▽

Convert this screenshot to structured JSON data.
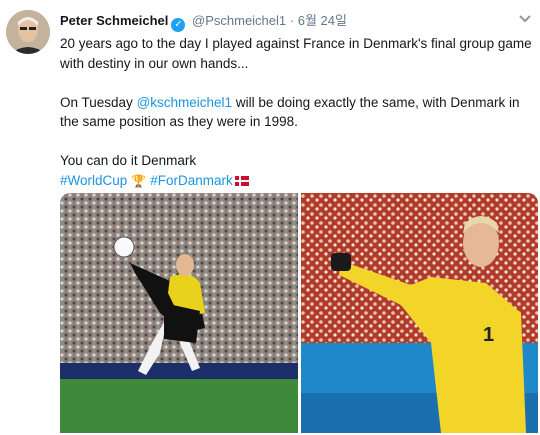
{
  "tweet": {
    "display_name": "Peter Schmeichel",
    "handle": "@Pschmeichel1",
    "separator": "·",
    "date": "6월 24일",
    "lines": [
      "20 years ago to the day I played against France in Denmark's final group game with destiny in our own hands...",
      "",
      "will be doing exactly the same, with Denmark in the same position as they were in 1998.",
      "",
      "You can do it Denmark"
    ],
    "line2_prefix": "On Tuesday",
    "mention": "@kschmeichel1",
    "hashtags": [
      "#WorldCup",
      "#ForDanmark"
    ]
  },
  "icons": {
    "verified": "verified-badge-icon",
    "menu": "chevron-down-icon",
    "trophy": "trophy-emoji-icon",
    "flag": "denmark-flag-emoji-icon"
  },
  "colors": {
    "link": "#1b95e0",
    "verified": "#1da1f2",
    "muted": "#657786"
  }
}
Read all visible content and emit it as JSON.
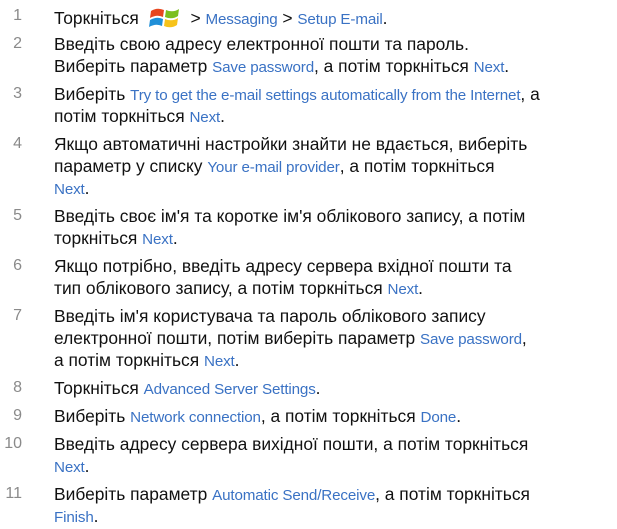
{
  "steps": [
    {
      "number": "1",
      "lines": [
        [
          {
            "t": "Торкніться "
          },
          {
            "icon": "windows-start-icon"
          },
          {
            "t": " > "
          },
          {
            "t": "Messaging",
            "ui": true
          },
          {
            "t": " > "
          },
          {
            "t": "Setup E-mail",
            "ui": true
          },
          {
            "t": "."
          }
        ]
      ]
    },
    {
      "number": "2",
      "lines": [
        [
          {
            "t": "Введіть свою адресу електронної пошти та пароль."
          }
        ],
        [
          {
            "t": "Виберіть параметр "
          },
          {
            "t": "Save password",
            "ui": true
          },
          {
            "t": ", а потім торкніться "
          },
          {
            "t": "Next",
            "ui": true
          },
          {
            "t": "."
          }
        ]
      ]
    },
    {
      "number": "3",
      "lines": [
        [
          {
            "t": "Виберіть "
          },
          {
            "t": "Try to get the e-mail settings automatically from the Internet",
            "ui": true
          },
          {
            "t": ", а"
          }
        ],
        [
          {
            "t": "потім торкніться "
          },
          {
            "t": "Next",
            "ui": true
          },
          {
            "t": "."
          }
        ]
      ]
    },
    {
      "number": "4",
      "lines": [
        [
          {
            "t": "Якщо автоматичні настройки знайти не вдається, виберіть"
          }
        ],
        [
          {
            "t": "параметр у списку "
          },
          {
            "t": "Your e-mail provider",
            "ui": true
          },
          {
            "t": ", а потім торкніться"
          }
        ],
        [
          {
            "t": "Next",
            "ui": true
          },
          {
            "t": "."
          }
        ]
      ]
    },
    {
      "number": "5",
      "lines": [
        [
          {
            "t": "Введіть своє ім'я та коротке ім'я облікового запису, а потім"
          }
        ],
        [
          {
            "t": "торкніться "
          },
          {
            "t": "Next",
            "ui": true
          },
          {
            "t": "."
          }
        ]
      ]
    },
    {
      "number": "6",
      "lines": [
        [
          {
            "t": "Якщо потрібно, введіть адресу сервера вхідної пошти та"
          }
        ],
        [
          {
            "t": "тип облікового запису, а потім торкніться "
          },
          {
            "t": "Next",
            "ui": true
          },
          {
            "t": "."
          }
        ]
      ]
    },
    {
      "number": "7",
      "lines": [
        [
          {
            "t": "Введіть ім'я користувача та пароль облікового запису"
          }
        ],
        [
          {
            "t": "електронної пошти, потім виберіть параметр "
          },
          {
            "t": "Save password",
            "ui": true
          },
          {
            "t": ","
          }
        ],
        [
          {
            "t": "а потім торкніться "
          },
          {
            "t": "Next",
            "ui": true
          },
          {
            "t": "."
          }
        ]
      ]
    },
    {
      "number": "8",
      "lines": [
        [
          {
            "t": "Торкніться "
          },
          {
            "t": "Advanced Server Settings",
            "ui": true
          },
          {
            "t": "."
          }
        ]
      ]
    },
    {
      "number": "9",
      "lines": [
        [
          {
            "t": "Виберіть "
          },
          {
            "t": "Network connection",
            "ui": true
          },
          {
            "t": ", а потім торкніться "
          },
          {
            "t": "Done",
            "ui": true
          },
          {
            "t": "."
          }
        ]
      ]
    },
    {
      "number": "10",
      "lines": [
        [
          {
            "t": "Введіть адресу сервера вихідної пошти, а потім торкніться"
          }
        ],
        [
          {
            "t": "Next",
            "ui": true
          },
          {
            "t": "."
          }
        ]
      ]
    },
    {
      "number": "11",
      "lines": [
        [
          {
            "t": "Виберіть параметр "
          },
          {
            "t": "Automatic Send/Receive",
            "ui": true
          },
          {
            "t": ", а потім торкніться"
          }
        ],
        [
          {
            "t": "Finish",
            "ui": true
          },
          {
            "t": "."
          }
        ]
      ]
    }
  ],
  "colors": {
    "text": "#111111",
    "step_number": "#8a8a8a",
    "ui_term": "#3a72c4"
  }
}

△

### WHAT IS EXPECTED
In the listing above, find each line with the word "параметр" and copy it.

### SOLUTION TO THIS EXERCISE
            "t": "Виберіть параметр "
            "t": "параметр у списку "
            "t": "електронної пошти, потім виберіть параметр "
            "t": "Виберіть параметр "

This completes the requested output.